▸ **Dataset entries**:

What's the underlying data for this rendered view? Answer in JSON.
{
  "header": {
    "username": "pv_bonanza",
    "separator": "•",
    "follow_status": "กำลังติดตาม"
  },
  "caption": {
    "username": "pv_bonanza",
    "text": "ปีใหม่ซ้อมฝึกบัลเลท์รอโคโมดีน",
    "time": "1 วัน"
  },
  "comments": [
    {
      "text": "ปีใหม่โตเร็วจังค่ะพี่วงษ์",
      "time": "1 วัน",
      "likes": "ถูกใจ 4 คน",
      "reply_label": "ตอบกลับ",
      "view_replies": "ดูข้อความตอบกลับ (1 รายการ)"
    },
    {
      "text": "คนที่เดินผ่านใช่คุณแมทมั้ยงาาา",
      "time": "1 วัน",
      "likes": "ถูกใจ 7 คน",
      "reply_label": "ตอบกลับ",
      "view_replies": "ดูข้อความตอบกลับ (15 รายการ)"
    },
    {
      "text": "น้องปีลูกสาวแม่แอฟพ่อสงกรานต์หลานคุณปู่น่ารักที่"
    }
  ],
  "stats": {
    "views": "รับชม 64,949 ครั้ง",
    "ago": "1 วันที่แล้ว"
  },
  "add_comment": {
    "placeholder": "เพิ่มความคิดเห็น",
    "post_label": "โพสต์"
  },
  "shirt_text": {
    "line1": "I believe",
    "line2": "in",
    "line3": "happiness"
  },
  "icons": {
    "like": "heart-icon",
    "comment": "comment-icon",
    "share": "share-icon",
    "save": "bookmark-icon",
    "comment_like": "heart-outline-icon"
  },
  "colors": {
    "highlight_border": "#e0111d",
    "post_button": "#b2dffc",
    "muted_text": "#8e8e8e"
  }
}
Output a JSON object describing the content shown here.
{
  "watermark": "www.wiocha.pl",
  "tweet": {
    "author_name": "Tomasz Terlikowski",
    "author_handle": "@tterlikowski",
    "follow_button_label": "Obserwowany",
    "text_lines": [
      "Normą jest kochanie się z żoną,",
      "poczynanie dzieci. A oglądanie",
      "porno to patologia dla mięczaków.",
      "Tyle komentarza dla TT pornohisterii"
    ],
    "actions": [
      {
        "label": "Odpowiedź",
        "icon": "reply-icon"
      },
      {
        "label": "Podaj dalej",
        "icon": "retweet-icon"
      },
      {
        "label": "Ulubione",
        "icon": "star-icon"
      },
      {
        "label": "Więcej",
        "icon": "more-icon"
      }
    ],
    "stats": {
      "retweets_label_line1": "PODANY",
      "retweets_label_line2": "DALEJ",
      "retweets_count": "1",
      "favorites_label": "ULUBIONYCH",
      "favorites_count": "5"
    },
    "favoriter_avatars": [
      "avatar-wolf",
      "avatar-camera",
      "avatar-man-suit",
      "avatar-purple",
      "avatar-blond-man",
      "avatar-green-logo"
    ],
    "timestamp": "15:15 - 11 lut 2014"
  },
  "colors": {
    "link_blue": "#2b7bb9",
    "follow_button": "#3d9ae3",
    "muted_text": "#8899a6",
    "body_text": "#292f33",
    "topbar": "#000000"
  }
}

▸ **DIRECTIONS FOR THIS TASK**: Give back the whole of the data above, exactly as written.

▸ **OUTPUT OF THE TASK**:
What's the underlying data for this rendered view? Answer in JSON.
{
  "header": {
    "username": "pv_bonanza",
    "separator": "•",
    "follow_status": "กำลังติดตาม"
  },
  "caption": {
    "username": "pv_bonanza",
    "text": "ปีใหม่ซ้อมฝึกบัลเลท์รอโคโมดีน",
    "time": "1 วัน"
  },
  "comments": [
    {
      "text": "ปีใหม่โตเร็วจังค่ะพี่วงษ์",
      "time": "1 วัน",
      "likes": "ถูกใจ 4 คน",
      "reply_label": "ตอบกลับ",
      "view_replies": "ดูข้อความตอบกลับ (1 รายการ)"
    },
    {
      "text": "คนที่เดินผ่านใช่คุณแมทมั้ยงาาา",
      "time": "1 วัน",
      "likes": "ถูกใจ 7 คน",
      "reply_label": "ตอบกลับ",
      "view_replies": "ดูข้อความตอบกลับ (15 รายการ)"
    },
    {
      "text": "น้องปีลูกสาวแม่แอฟพ่อสงกรานต์หลานคุณปู่น่ารักที่"
    }
  ],
  "stats": {
    "views": "รับชม 64,949 ครั้ง",
    "ago": "1 วันที่แล้ว"
  },
  "add_comment": {
    "placeholder": "เพิ่มความคิดเห็น",
    "post_label": "โพสต์"
  },
  "shirt_text": {
    "line1": "I believe",
    "line2": "in",
    "line3": "happiness"
  },
  "icons": {
    "like": "heart-icon",
    "comment": "comment-icon",
    "share": "share-icon",
    "save": "bookmark-icon",
    "comment_like": "heart-outline-icon"
  },
  "colors": {
    "highlight_border": "#e0111d",
    "post_button": "#b2dffc",
    "muted_text": "#8e8e8e"
  }
}
Output a JSON object describing the content shown here.
{
  "watermark": "www.wiocha.pl",
  "tweet": {
    "author_name": "Tomasz Terlikowski",
    "author_handle": "@tterlikowski",
    "follow_button_label": "Obserwowany",
    "text_lines": [
      "Normą jest kochanie się z żoną,",
      "poczynanie dzieci. A oglądanie",
      "porno to patologia dla mięczaków.",
      "Tyle komentarza dla TT pornohisterii"
    ],
    "actions": [
      {
        "label": "Odpowiedź",
        "icon": "reply-icon"
      },
      {
        "label": "Podaj dalej",
        "icon": "retweet-icon"
      },
      {
        "label": "Ulubione",
        "icon": "star-icon"
      },
      {
        "label": "Więcej",
        "icon": "more-icon"
      }
    ],
    "stats": {
      "retweets_label_line1": "PODANY",
      "retweets_label_line2": "DALEJ",
      "retweets_count": "1",
      "favorites_label": "ULUBIONYCH",
      "favorites_count": "5"
    },
    "favoriter_avatars": [
      "avatar-wolf",
      "avatar-camera",
      "avatar-man-suit",
      "avatar-purple",
      "avatar-blond-man",
      "avatar-green-logo"
    ],
    "timestamp": "15:15 - 11 lut 2014"
  },
  "colors": {
    "link_blue": "#2b7bb9",
    "follow_button": "#3d9ae3",
    "muted_text": "#8899a6",
    "body_text": "#292f33",
    "topbar": "#000000"
  }
}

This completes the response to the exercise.